## What to work on:
All lines holding the word "icon" in the listing below need to be copied.

__________________________________________________

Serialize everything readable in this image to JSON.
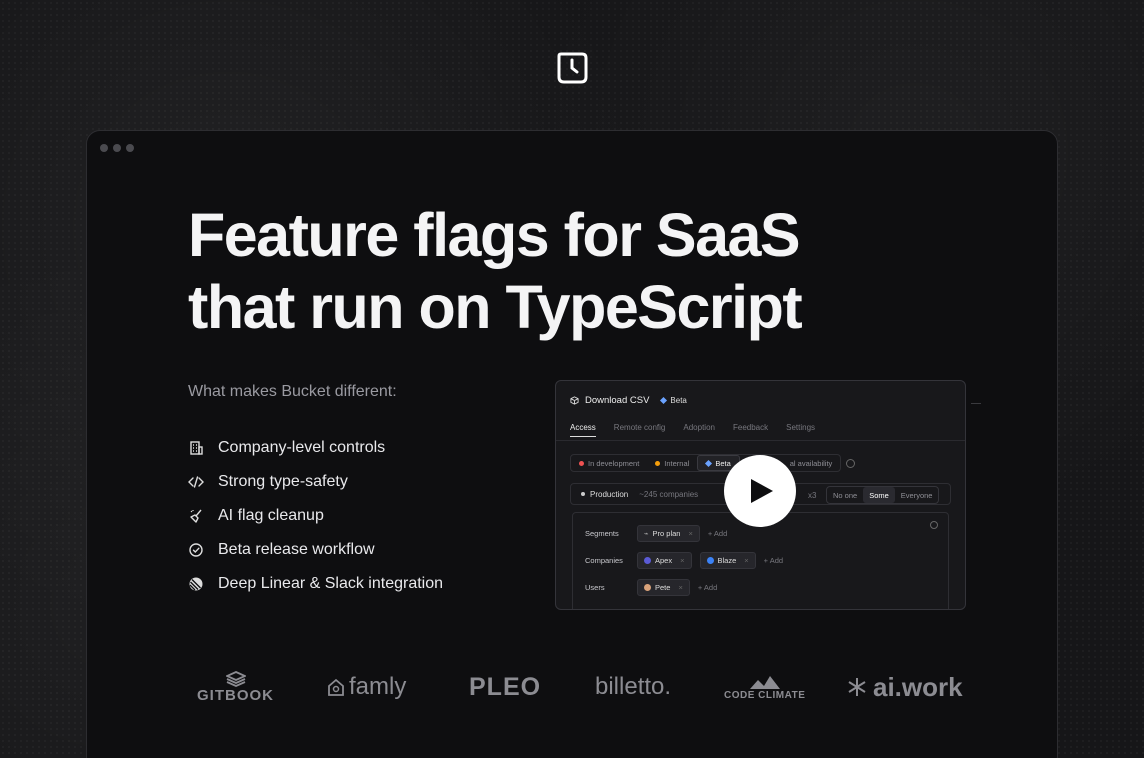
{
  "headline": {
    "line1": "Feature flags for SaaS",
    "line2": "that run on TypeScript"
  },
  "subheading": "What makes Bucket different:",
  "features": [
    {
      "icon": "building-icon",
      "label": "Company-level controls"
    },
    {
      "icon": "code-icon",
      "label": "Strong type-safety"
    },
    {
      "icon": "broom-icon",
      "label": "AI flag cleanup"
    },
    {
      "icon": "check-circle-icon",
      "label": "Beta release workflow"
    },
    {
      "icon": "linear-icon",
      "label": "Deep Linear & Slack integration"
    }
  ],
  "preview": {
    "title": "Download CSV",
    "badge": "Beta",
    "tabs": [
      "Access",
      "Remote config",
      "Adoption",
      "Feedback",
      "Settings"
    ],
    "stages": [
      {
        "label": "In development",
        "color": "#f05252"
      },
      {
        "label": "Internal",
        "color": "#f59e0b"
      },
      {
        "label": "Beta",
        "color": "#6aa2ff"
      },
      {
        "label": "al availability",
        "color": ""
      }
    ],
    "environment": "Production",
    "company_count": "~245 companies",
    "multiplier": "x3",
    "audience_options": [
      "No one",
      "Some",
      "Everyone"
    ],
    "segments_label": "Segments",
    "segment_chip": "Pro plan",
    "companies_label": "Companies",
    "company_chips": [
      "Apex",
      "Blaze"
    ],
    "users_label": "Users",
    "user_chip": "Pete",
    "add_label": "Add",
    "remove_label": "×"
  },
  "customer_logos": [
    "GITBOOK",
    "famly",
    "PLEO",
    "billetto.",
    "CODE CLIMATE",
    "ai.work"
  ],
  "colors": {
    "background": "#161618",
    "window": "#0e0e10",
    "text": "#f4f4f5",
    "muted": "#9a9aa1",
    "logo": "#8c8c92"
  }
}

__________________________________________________

## Written solution:
      "icon": "building-icon",
      "icon": "code-icon",
      "icon": "broom-icon",
      "icon": "check-circle-icon",
      "icon": "linear-icon",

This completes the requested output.